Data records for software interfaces
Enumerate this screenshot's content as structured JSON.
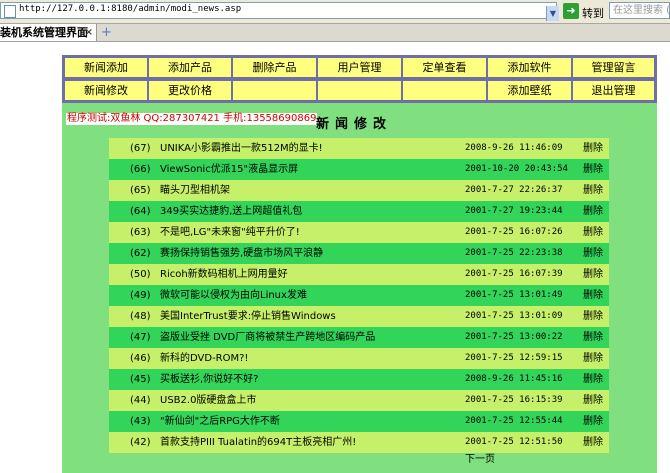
{
  "browser": {
    "url": "http://127.0.0.1:8180/admin/modi_news.asp",
    "go_label": "转到",
    "search_placeholder": "在这里搜索 (A",
    "tab_title": "装机系统管理界面",
    "tab_close": "×",
    "new_tab": "+"
  },
  "nav": {
    "row1": [
      "新闻添加",
      "添加产品",
      "删除产品",
      "用户管理",
      "定单查看",
      "添加软件",
      "管理留言"
    ],
    "row2": [
      "新闻修改",
      "更改价格",
      "",
      "",
      "",
      "添加壁纸",
      "退出管理"
    ]
  },
  "credit": "程序测试:双鱼林 QQ:287307421 手机:13558690869",
  "page_title": "新闻修改",
  "delete_label": "删除",
  "news": [
    {
      "id": "(67)",
      "title": "UNIKA小影霸推出一款512M的显卡!",
      "date": "2008-9-26 11:46:09"
    },
    {
      "id": "(66)",
      "title": "ViewSonic优派15\"液晶显示屏",
      "date": "2001-10-20 20:43:54"
    },
    {
      "id": "(65)",
      "title": "瞄头刀型相机架",
      "date": "2001-7-27 22:26:37"
    },
    {
      "id": "(64)",
      "title": "349买实达捷豹,送上网超值礼包",
      "date": "2001-7-27 19:23:44"
    },
    {
      "id": "(63)",
      "title": "不是吧,LG\"未来窗\"纯平升价了!",
      "date": "2001-7-25 16:07:26"
    },
    {
      "id": "(62)",
      "title": "赛扬保持销售强势,硬盘市场风平浪静",
      "date": "2001-7-25 22:23:38"
    },
    {
      "id": "(50)",
      "title": "Ricoh新数码相机上网用量好",
      "date": "2001-7-25 16:07:39"
    },
    {
      "id": "(49)",
      "title": "微软可能以侵权为由向Linux发难",
      "date": "2001-7-25 13:01:49"
    },
    {
      "id": "(48)",
      "title": "美国InterTrust要求:停止销售Windows",
      "date": "2001-7-25 13:01:09"
    },
    {
      "id": "(47)",
      "title": "盗版业受挫 DVD厂商将被禁生产跨地区编码产品",
      "date": "2001-7-25 13:00:22"
    },
    {
      "id": "(46)",
      "title": "新科的DVD-ROM?!",
      "date": "2001-7-25 12:59:15"
    },
    {
      "id": "(45)",
      "title": "买板送衫,你说好不好?",
      "date": "2008-9-26 11:45:16"
    },
    {
      "id": "(44)",
      "title": "USB2.0版硬盘盒上市",
      "date": "2001-7-25 16:15:39"
    },
    {
      "id": "(43)",
      "title": "\"新仙剑\"之后RPG大作不断",
      "date": "2001-7-25 12:55:44"
    },
    {
      "id": "(42)",
      "title": "首款支持PIII Tualatin的694T主板亮相广州!",
      "date": "2001-7-25 12:51:50"
    }
  ],
  "next_page": "下一页",
  "colors": {
    "frame": "#80e080",
    "nav_button": "#ffff7f",
    "nav_border": "#6f6fa8",
    "row_light": "#c6f06a",
    "row_dark": "#33d45a",
    "credit_text": "#d00000"
  }
}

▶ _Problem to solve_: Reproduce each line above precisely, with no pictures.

▶ _Result_:
Enumerate this screenshot's content as structured JSON.
{
  "browser": {
    "url": "http://127.0.0.1:8180/admin/modi_news.asp",
    "go_label": "转到",
    "search_placeholder": "在这里搜索 (A",
    "tab_title": "装机系统管理界面",
    "tab_close": "×",
    "new_tab": "+"
  },
  "nav": {
    "row1": [
      "新闻添加",
      "添加产品",
      "删除产品",
      "用户管理",
      "定单查看",
      "添加软件",
      "管理留言"
    ],
    "row2": [
      "新闻修改",
      "更改价格",
      "",
      "",
      "",
      "添加壁纸",
      "退出管理"
    ]
  },
  "credit": "程序测试:双鱼林 QQ:287307421 手机:13558690869",
  "page_title": "新闻修改",
  "delete_label": "删除",
  "news": [
    {
      "id": "(67)",
      "title": "UNIKA小影霸推出一款512M的显卡!",
      "date": "2008-9-26 11:46:09"
    },
    {
      "id": "(66)",
      "title": "ViewSonic优派15\"液晶显示屏",
      "date": "2001-10-20 20:43:54"
    },
    {
      "id": "(65)",
      "title": "瞄头刀型相机架",
      "date": "2001-7-27 22:26:37"
    },
    {
      "id": "(64)",
      "title": "349买实达捷豹,送上网超值礼包",
      "date": "2001-7-27 19:23:44"
    },
    {
      "id": "(63)",
      "title": "不是吧,LG\"未来窗\"纯平升价了!",
      "date": "2001-7-25 16:07:26"
    },
    {
      "id": "(62)",
      "title": "赛扬保持销售强势,硬盘市场风平浪静",
      "date": "2001-7-25 22:23:38"
    },
    {
      "id": "(50)",
      "title": "Ricoh新数码相机上网用量好",
      "date": "2001-7-25 16:07:39"
    },
    {
      "id": "(49)",
      "title": "微软可能以侵权为由向Linux发难",
      "date": "2001-7-25 13:01:49"
    },
    {
      "id": "(48)",
      "title": "美国InterTrust要求:停止销售Windows",
      "date": "2001-7-25 13:01:09"
    },
    {
      "id": "(47)",
      "title": "盗版业受挫 DVD厂商将被禁生产跨地区编码产品",
      "date": "2001-7-25 13:00:22"
    },
    {
      "id": "(46)",
      "title": "新科的DVD-ROM?!",
      "date": "2001-7-25 12:59:15"
    },
    {
      "id": "(45)",
      "title": "买板送衫,你说好不好?",
      "date": "2008-9-26 11:45:16"
    },
    {
      "id": "(44)",
      "title": "USB2.0版硬盘盒上市",
      "date": "2001-7-25 16:15:39"
    },
    {
      "id": "(43)",
      "title": "\"新仙剑\"之后RPG大作不断",
      "date": "2001-7-25 12:55:44"
    },
    {
      "id": "(42)",
      "title": "首款支持PIII Tualatin的694T主板亮相广州!",
      "date": "2001-7-25 12:51:50"
    }
  ],
  "next_page": "下一页",
  "colors": {
    "frame": "#80e080",
    "nav_button": "#ffff7f",
    "nav_border": "#6f6fa8",
    "row_light": "#c6f06a",
    "row_dark": "#33d45a",
    "credit_text": "#d00000"
  }
}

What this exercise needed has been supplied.